3. The Japanese started it - they bombed Pearl Harbor
The surprise attack on the American fleet stationed in Pearl Harbor was not completely unprovoked. The US had enforced a trade ban on Japan's export of oil and steel, in other words there were already some hostilities between the two nations.This is not to justify the Japanese bombing but providing a context. Pearl Harbor was the biggest home soil military defeat America has ever received. It remains a huge embarrassment that the US Navy was so unprepared for the attack. As a young boy The Dam Busters was one of my favourite movies. I never tired of seeing the incredible application of science in blowing up a damn by skimming a bomb across the water. Those unsuspecting Nazis could never guess what was going to happen to them. Those families asleep in their beds had no chance as millions of cubic litres of water swept away their houses in a man-made Tsunami. We celebrate the ingenuity of the Dam Busters' surprise attack but we condemn the bombing of Pearl Harbor because history belongs to the victors. Some see the ongoing sense of embarrassment and a need for vengeance as the primary motive for the dropping of the H bomb. Sadly the memory of Pearl Harbor has an ongoing point of tension between the US and Japan as evidenced by some of the tweets around the women's world cup final.
Hey Japan, that one was for Pearl Harbor. U-S-A, U-S-A, U-S-A.— Cloyd Rivers (@CloydRivers) July 6, 2015
4. All is fair in love and war
The idea that morality is not important when it comes to warfare is interesting. War is evil, so are the tactics and practice of war, so there is no point trying to apply peacetime ethics. But interestingly (and I believe entirely correctly) this was not the approach that the allies took to the war crimes of the Nazis, especially when it relates to the killing of 6 million Jews. There are rules of engagement and there are some things that are inexcusable, regardless of context and circumstances. It was entirely appropriate for the Nazis to be held to account for the Holocaust. It was not acceptable to plead that all is fair in love and war in that circumstance. Even in the middle of the horrors of war there are still ethical lines that need to be upheld.

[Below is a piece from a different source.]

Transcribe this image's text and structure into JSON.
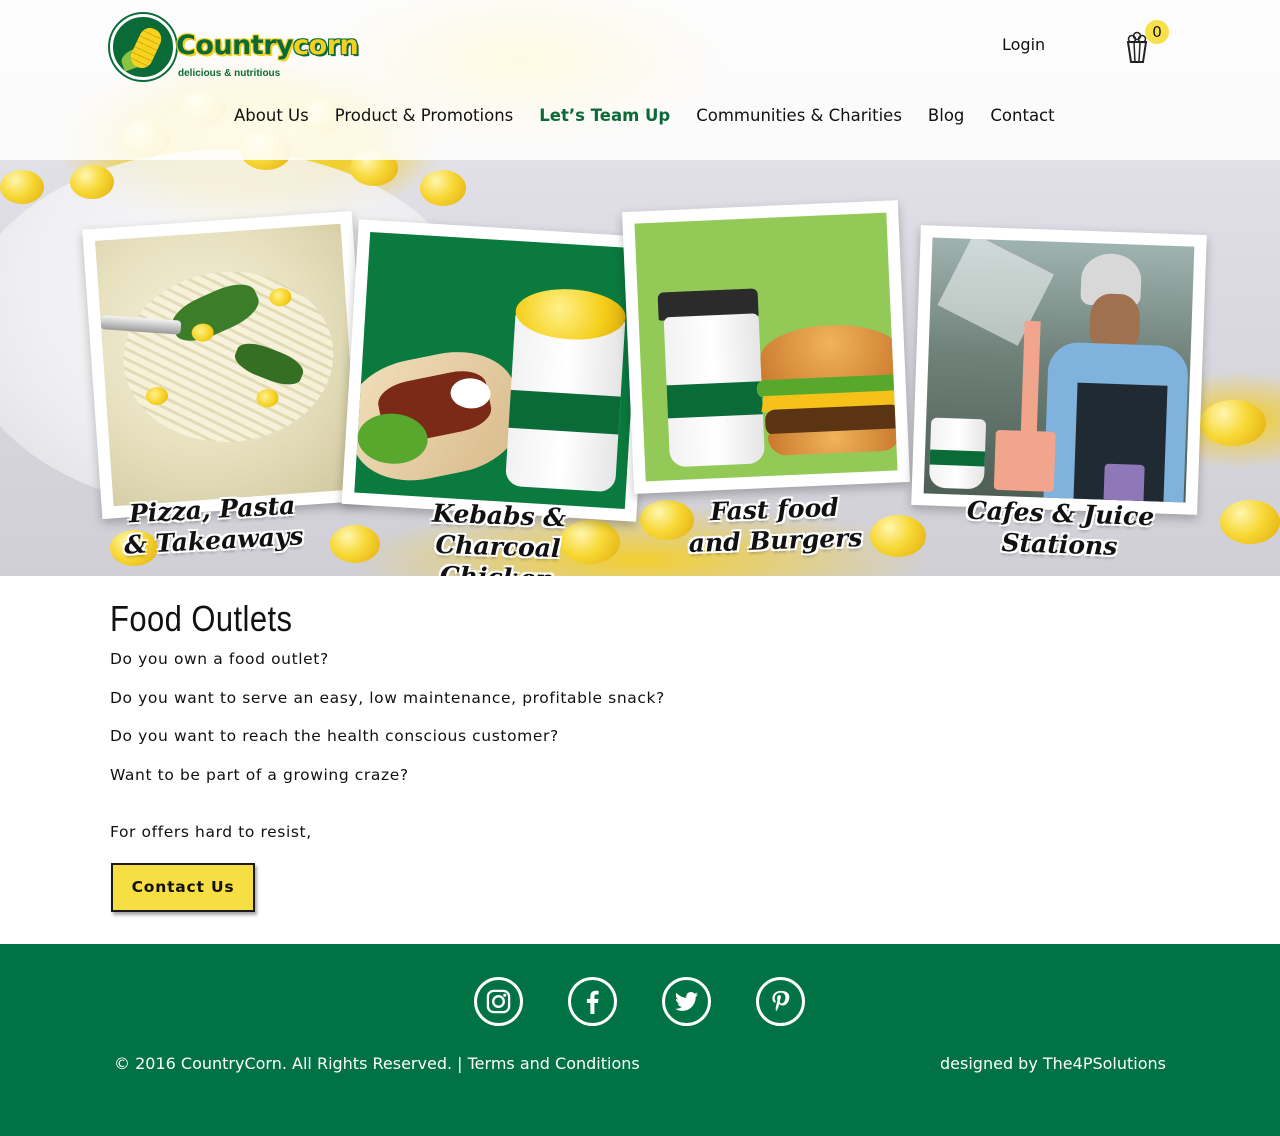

5. We weren't there so who are we to judge?
This argument has some validity. With the luxury of peace and the benefit of 20:20 hindsight it is all too easy to judge those that made impossible decisions in the middle of crisis. But there were voices of dissent at the time who were challenging the ethics of the strategic bombing campaigns; let alone the atomic bombs. One voice was Bishop Bell of Chichester who gave a compelling speech to the British House of Lords. For me the bishop offers a wonderful model of how Christians should be engaging in the public life of a nation. Bell doesn't speak up for his own personal interests or the interests of Christians. He speaks up for his enemy. He doesn't try to bully his views through, he offers a compassionate, forthright and clearly argued case.
You can read his whole speech here, but here is a taster:
"I would humbly claim to be one of the most convinced and consistent Anti-Nazis in Great Britain. But I desire to challenge the Government on the policy which directs the bombing of enemy towns on the present scale, especially with reference to civilians, non-combatants, and non-military and non-industrial objectives. I also desire to make it plain that, in anything I say on this issue of policy, no criticism is intended of the pilots, the gunners, and the air crews who, in circumstances of tremendous danger, with supreme courage and skill, carry out the simple duty of obeying their superiors' orders."
In light of the flimsy nature of the arguments to justify the targeting of civilians with both strategic and atomic bombing leading to wholly unacceptable numbers of civilian deaths. I believe that 70 years on from bombing of Hiroshima an apologys from the allies is the least that we can do. And if our leaders are not able to give it; perhaps it would be a start if we said sorry too.
Krish Kandiah is President of London School of Theology, CEO of Home for Good and Contributing Editor for Christian Today.